◆ Work required:
In the entries below, count each line holding the word "Steuerung". Answer with the total alone.

■ ■ ■ ■ ■

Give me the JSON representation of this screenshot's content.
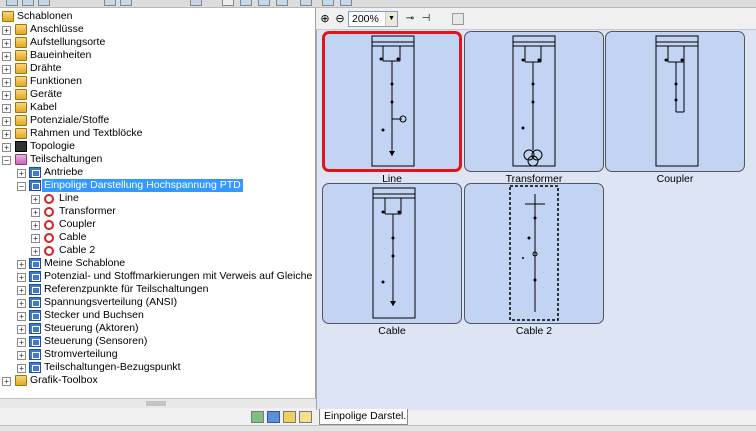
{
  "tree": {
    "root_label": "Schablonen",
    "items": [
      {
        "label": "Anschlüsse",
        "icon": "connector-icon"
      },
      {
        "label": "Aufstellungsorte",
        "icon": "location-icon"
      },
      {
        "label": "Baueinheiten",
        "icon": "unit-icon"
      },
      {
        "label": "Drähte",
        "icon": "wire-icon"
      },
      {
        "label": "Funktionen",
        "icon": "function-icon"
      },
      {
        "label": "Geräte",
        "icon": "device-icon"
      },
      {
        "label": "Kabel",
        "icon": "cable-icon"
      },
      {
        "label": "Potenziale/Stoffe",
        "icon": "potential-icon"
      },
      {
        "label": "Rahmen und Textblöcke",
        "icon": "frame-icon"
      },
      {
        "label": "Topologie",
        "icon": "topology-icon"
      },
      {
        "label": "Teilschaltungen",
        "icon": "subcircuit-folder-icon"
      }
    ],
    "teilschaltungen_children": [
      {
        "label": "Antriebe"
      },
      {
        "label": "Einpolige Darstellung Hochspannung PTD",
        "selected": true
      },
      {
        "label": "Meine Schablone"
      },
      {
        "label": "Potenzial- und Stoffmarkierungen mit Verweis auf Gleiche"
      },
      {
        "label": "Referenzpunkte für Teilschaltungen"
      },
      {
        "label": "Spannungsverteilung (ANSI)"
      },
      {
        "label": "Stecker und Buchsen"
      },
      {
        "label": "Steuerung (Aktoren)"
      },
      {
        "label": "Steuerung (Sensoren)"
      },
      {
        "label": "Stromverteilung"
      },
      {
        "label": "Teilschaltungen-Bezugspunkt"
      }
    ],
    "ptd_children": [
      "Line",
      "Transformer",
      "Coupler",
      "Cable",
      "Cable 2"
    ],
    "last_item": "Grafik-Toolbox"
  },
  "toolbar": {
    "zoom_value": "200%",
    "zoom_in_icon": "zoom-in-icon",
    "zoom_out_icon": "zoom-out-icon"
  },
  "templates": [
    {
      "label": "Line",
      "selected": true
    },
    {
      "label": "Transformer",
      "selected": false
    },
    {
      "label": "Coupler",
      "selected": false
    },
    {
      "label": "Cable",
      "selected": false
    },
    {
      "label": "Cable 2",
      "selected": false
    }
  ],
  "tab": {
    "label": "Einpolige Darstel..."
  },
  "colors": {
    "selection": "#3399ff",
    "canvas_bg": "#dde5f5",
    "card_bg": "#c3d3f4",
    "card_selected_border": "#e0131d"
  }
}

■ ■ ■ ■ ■

◆ Response below:
2